(Work order): Copy the data that follows exactly as it is, excluding all pictures.

Start of Block

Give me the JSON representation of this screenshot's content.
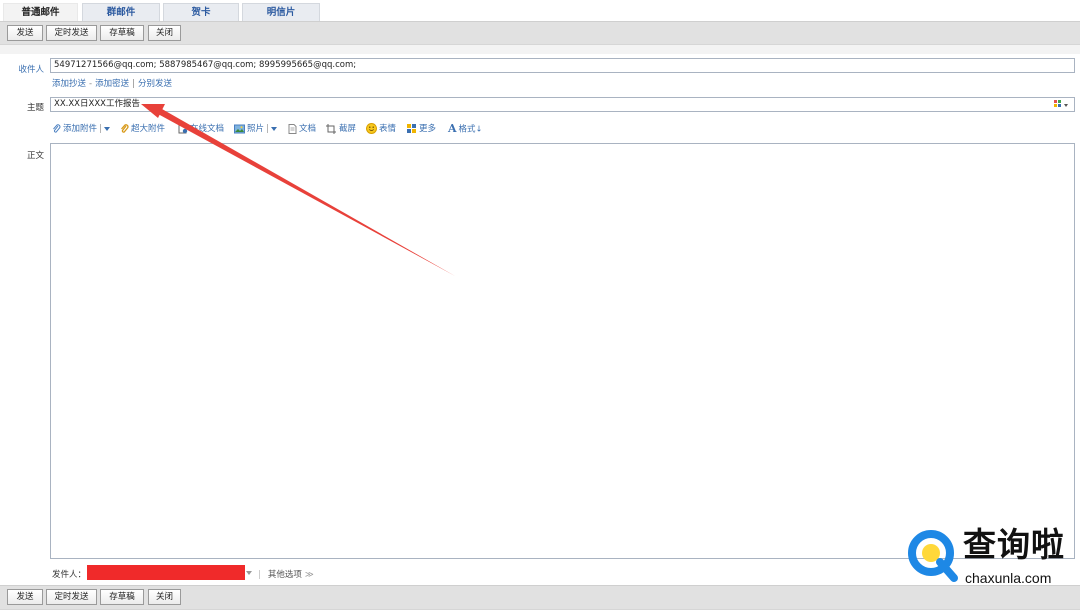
{
  "tabs": [
    {
      "label": "普通邮件",
      "active": true
    },
    {
      "label": "群邮件"
    },
    {
      "label": "贺卡"
    },
    {
      "label": "明信片"
    }
  ],
  "toolbar": {
    "send": "发送",
    "scheduled_send": "定时发送",
    "save_draft": "存草稿",
    "close": "关闭"
  },
  "form": {
    "to_label": "收件人",
    "to_value": "54971271566@qq.com; 5887985467@qq.com; 8995995665@qq.com;",
    "add_cc": "添加抄送",
    "add_bcc": "添加密送",
    "separate_send": "分别发送",
    "subject_label": "主题",
    "subject_value": "XX.XX日XXX工作报告",
    "body_label": "正文"
  },
  "format_toolbar": {
    "add_attachment": "添加附件",
    "large_attachment": "超大附件",
    "online_doc": "在线文档",
    "photo": "照片",
    "document": "文档",
    "screenshot": "截屏",
    "emoji": "表情",
    "more": "更多",
    "format": "格式"
  },
  "footer": {
    "sender_label": "发件人：",
    "other_options": "其他选项"
  },
  "watermark": {
    "title": "查询啦",
    "site": "chaxunla.com"
  },
  "colors": {
    "toolbar_bg": "#e1e1e1",
    "link": "#3a6fb0",
    "annotation_arrow": "#e8413a",
    "sender_mask": "#f02a2a",
    "watermark_blue": "#1e88e5"
  }
}
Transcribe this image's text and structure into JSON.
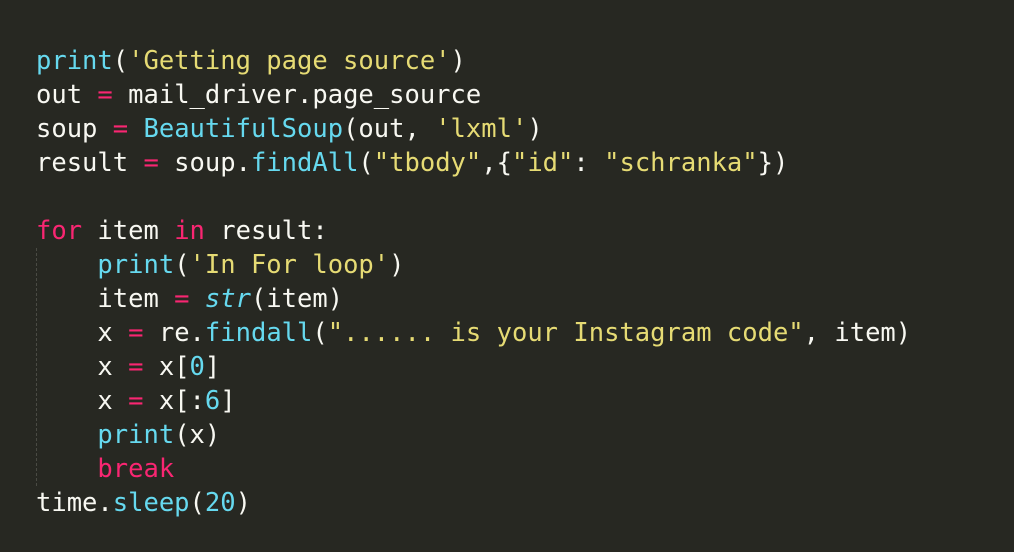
{
  "code": {
    "lines": [
      [
        {
          "text": "print",
          "kind": "fn"
        },
        {
          "text": "(",
          "kind": "plain"
        },
        {
          "text": "'Getting page source'",
          "kind": "str"
        },
        {
          "text": ")",
          "kind": "plain"
        }
      ],
      [
        {
          "text": "out ",
          "kind": "plain"
        },
        {
          "text": "=",
          "kind": "op"
        },
        {
          "text": " mail_driver.page_source",
          "kind": "plain"
        }
      ],
      [
        {
          "text": "soup ",
          "kind": "plain"
        },
        {
          "text": "=",
          "kind": "op"
        },
        {
          "text": " ",
          "kind": "plain"
        },
        {
          "text": "BeautifulSoup",
          "kind": "fn"
        },
        {
          "text": "(out, ",
          "kind": "plain"
        },
        {
          "text": "'lxml'",
          "kind": "str"
        },
        {
          "text": ")",
          "kind": "plain"
        }
      ],
      [
        {
          "text": "result ",
          "kind": "plain"
        },
        {
          "text": "=",
          "kind": "op"
        },
        {
          "text": " soup.",
          "kind": "plain"
        },
        {
          "text": "findAll",
          "kind": "fn"
        },
        {
          "text": "(",
          "kind": "plain"
        },
        {
          "text": "\"tbody\"",
          "kind": "str"
        },
        {
          "text": ",{",
          "kind": "plain"
        },
        {
          "text": "\"id\"",
          "kind": "str"
        },
        {
          "text": ": ",
          "kind": "plain"
        },
        {
          "text": "\"schranka\"",
          "kind": "str"
        },
        {
          "text": "})",
          "kind": "plain"
        }
      ],
      [],
      [
        {
          "text": "for",
          "kind": "kw"
        },
        {
          "text": " item ",
          "kind": "plain"
        },
        {
          "text": "in",
          "kind": "kw"
        },
        {
          "text": " result:",
          "kind": "plain"
        }
      ],
      [
        {
          "text": "    ",
          "kind": "plain"
        },
        {
          "text": "print",
          "kind": "fn"
        },
        {
          "text": "(",
          "kind": "plain"
        },
        {
          "text": "'In For loop'",
          "kind": "str"
        },
        {
          "text": ")",
          "kind": "plain"
        }
      ],
      [
        {
          "text": "    item ",
          "kind": "plain"
        },
        {
          "text": "=",
          "kind": "op"
        },
        {
          "text": " ",
          "kind": "plain"
        },
        {
          "text": "str",
          "kind": "builtin"
        },
        {
          "text": "(item)",
          "kind": "plain"
        }
      ],
      [
        {
          "text": "    x ",
          "kind": "plain"
        },
        {
          "text": "=",
          "kind": "op"
        },
        {
          "text": " re.",
          "kind": "plain"
        },
        {
          "text": "findall",
          "kind": "fn"
        },
        {
          "text": "(",
          "kind": "plain"
        },
        {
          "text": "\"...... is your Instagram code\"",
          "kind": "str"
        },
        {
          "text": ", item)",
          "kind": "plain"
        }
      ],
      [
        {
          "text": "    x ",
          "kind": "plain"
        },
        {
          "text": "=",
          "kind": "op"
        },
        {
          "text": " x[",
          "kind": "plain"
        },
        {
          "text": "0",
          "kind": "num"
        },
        {
          "text": "]",
          "kind": "plain"
        }
      ],
      [
        {
          "text": "    x ",
          "kind": "plain"
        },
        {
          "text": "=",
          "kind": "op"
        },
        {
          "text": " x[:",
          "kind": "plain"
        },
        {
          "text": "6",
          "kind": "num"
        },
        {
          "text": "]",
          "kind": "plain"
        }
      ],
      [
        {
          "text": "    ",
          "kind": "plain"
        },
        {
          "text": "print",
          "kind": "fn"
        },
        {
          "text": "(x)",
          "kind": "plain"
        }
      ],
      [
        {
          "text": "    ",
          "kind": "plain"
        },
        {
          "text": "break",
          "kind": "kw"
        }
      ],
      [
        {
          "text": "time.",
          "kind": "plain"
        },
        {
          "text": "sleep",
          "kind": "fn"
        },
        {
          "text": "(",
          "kind": "plain"
        },
        {
          "text": "20",
          "kind": "num"
        },
        {
          "text": ")",
          "kind": "plain"
        }
      ]
    ]
  },
  "colors": {
    "background": "#272822",
    "plain": "#f8f8f2",
    "function": "#66d9ef",
    "string": "#e6db74",
    "keyword": "#f92672",
    "number": "#66d9ef"
  }
}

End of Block

(Solution for this task):
Give me the JSON representation of this screenshot's content.
{
  "tabs": [
    {
      "label": "普通邮件",
      "active": true
    },
    {
      "label": "群邮件"
    },
    {
      "label": "贺卡"
    },
    {
      "label": "明信片"
    }
  ],
  "toolbar": {
    "send": "发送",
    "scheduled_send": "定时发送",
    "save_draft": "存草稿",
    "close": "关闭"
  },
  "form": {
    "to_label": "收件人",
    "to_value": "54971271566@qq.com; 5887985467@qq.com; 8995995665@qq.com;",
    "add_cc": "添加抄送",
    "add_bcc": "添加密送",
    "separate_send": "分别发送",
    "subject_label": "主题",
    "subject_value": "XX.XX日XXX工作报告",
    "body_label": "正文"
  },
  "format_toolbar": {
    "add_attachment": "添加附件",
    "large_attachment": "超大附件",
    "online_doc": "在线文档",
    "photo": "照片",
    "document": "文档",
    "screenshot": "截屏",
    "emoji": "表情",
    "more": "更多",
    "format": "格式"
  },
  "footer": {
    "sender_label": "发件人：",
    "other_options": "其他选项"
  },
  "watermark": {
    "title": "查询啦",
    "site": "chaxunla.com"
  },
  "colors": {
    "toolbar_bg": "#e1e1e1",
    "link": "#3a6fb0",
    "annotation_arrow": "#e8413a",
    "sender_mask": "#f02a2a",
    "watermark_blue": "#1e88e5"
  }
}
Transcribe this image's text and structure into JSON.
{
  "code": {
    "lines": [
      [
        {
          "text": "print",
          "kind": "fn"
        },
        {
          "text": "(",
          "kind": "plain"
        },
        {
          "text": "'Getting page source'",
          "kind": "str"
        },
        {
          "text": ")",
          "kind": "plain"
        }
      ],
      [
        {
          "text": "out ",
          "kind": "plain"
        },
        {
          "text": "=",
          "kind": "op"
        },
        {
          "text": " mail_driver.page_source",
          "kind": "plain"
        }
      ],
      [
        {
          "text": "soup ",
          "kind": "plain"
        },
        {
          "text": "=",
          "kind": "op"
        },
        {
          "text": " ",
          "kind": "plain"
        },
        {
          "text": "BeautifulSoup",
          "kind": "fn"
        },
        {
          "text": "(out, ",
          "kind": "plain"
        },
        {
          "text": "'lxml'",
          "kind": "str"
        },
        {
          "text": ")",
          "kind": "plain"
        }
      ],
      [
        {
          "text": "result ",
          "kind": "plain"
        },
        {
          "text": "=",
          "kind": "op"
        },
        {
          "text": " soup.",
          "kind": "plain"
        },
        {
          "text": "findAll",
          "kind": "fn"
        },
        {
          "text": "(",
          "kind": "plain"
        },
        {
          "text": "\"tbody\"",
          "kind": "str"
        },
        {
          "text": ",{",
          "kind": "plain"
        },
        {
          "text": "\"id\"",
          "kind": "str"
        },
        {
          "text": ": ",
          "kind": "plain"
        },
        {
          "text": "\"schranka\"",
          "kind": "str"
        },
        {
          "text": "})",
          "kind": "plain"
        }
      ],
      [],
      [
        {
          "text": "for",
          "kind": "kw"
        },
        {
          "text": " item ",
          "kind": "plain"
        },
        {
          "text": "in",
          "kind": "kw"
        },
        {
          "text": " result:",
          "kind": "plain"
        }
      ],
      [
        {
          "text": "    ",
          "kind": "plain"
        },
        {
          "text": "print",
          "kind": "fn"
        },
        {
          "text": "(",
          "kind": "plain"
        },
        {
          "text": "'In For loop'",
          "kind": "str"
        },
        {
          "text": ")",
          "kind": "plain"
        }
      ],
      [
        {
          "text": "    item ",
          "kind": "plain"
        },
        {
          "text": "=",
          "kind": "op"
        },
        {
          "text": " ",
          "kind": "plain"
        },
        {
          "text": "str",
          "kind": "builtin"
        },
        {
          "text": "(item)",
          "kind": "plain"
        }
      ],
      [
        {
          "text": "    x ",
          "kind": "plain"
        },
        {
          "text": "=",
          "kind": "op"
        },
        {
          "text": " re.",
          "kind": "plain"
        },
        {
          "text": "findall",
          "kind": "fn"
        },
        {
          "text": "(",
          "kind": "plain"
        },
        {
          "text": "\"...... is your Instagram code\"",
          "kind": "str"
        },
        {
          "text": ", item)",
          "kind": "plain"
        }
      ],
      [
        {
          "text": "    x ",
          "kind": "plain"
        },
        {
          "text": "=",
          "kind": "op"
        },
        {
          "text": " x[",
          "kind": "plain"
        },
        {
          "text": "0",
          "kind": "num"
        },
        {
          "text": "]",
          "kind": "plain"
        }
      ],
      [
        {
          "text": "    x ",
          "kind": "plain"
        },
        {
          "text": "=",
          "kind": "op"
        },
        {
          "text": " x[:",
          "kind": "plain"
        },
        {
          "text": "6",
          "kind": "num"
        },
        {
          "text": "]",
          "kind": "plain"
        }
      ],
      [
        {
          "text": "    ",
          "kind": "plain"
        },
        {
          "text": "print",
          "kind": "fn"
        },
        {
          "text": "(x)",
          "kind": "plain"
        }
      ],
      [
        {
          "text": "    ",
          "kind": "plain"
        },
        {
          "text": "break",
          "kind": "kw"
        }
      ],
      [
        {
          "text": "time.",
          "kind": "plain"
        },
        {
          "text": "sleep",
          "kind": "fn"
        },
        {
          "text": "(",
          "kind": "plain"
        },
        {
          "text": "20",
          "kind": "num"
        },
        {
          "text": ")",
          "kind": "plain"
        }
      ]
    ]
  },
  "colors": {
    "background": "#272822",
    "plain": "#f8f8f2",
    "function": "#66d9ef",
    "string": "#e6db74",
    "keyword": "#f92672",
    "number": "#66d9ef"
  }
}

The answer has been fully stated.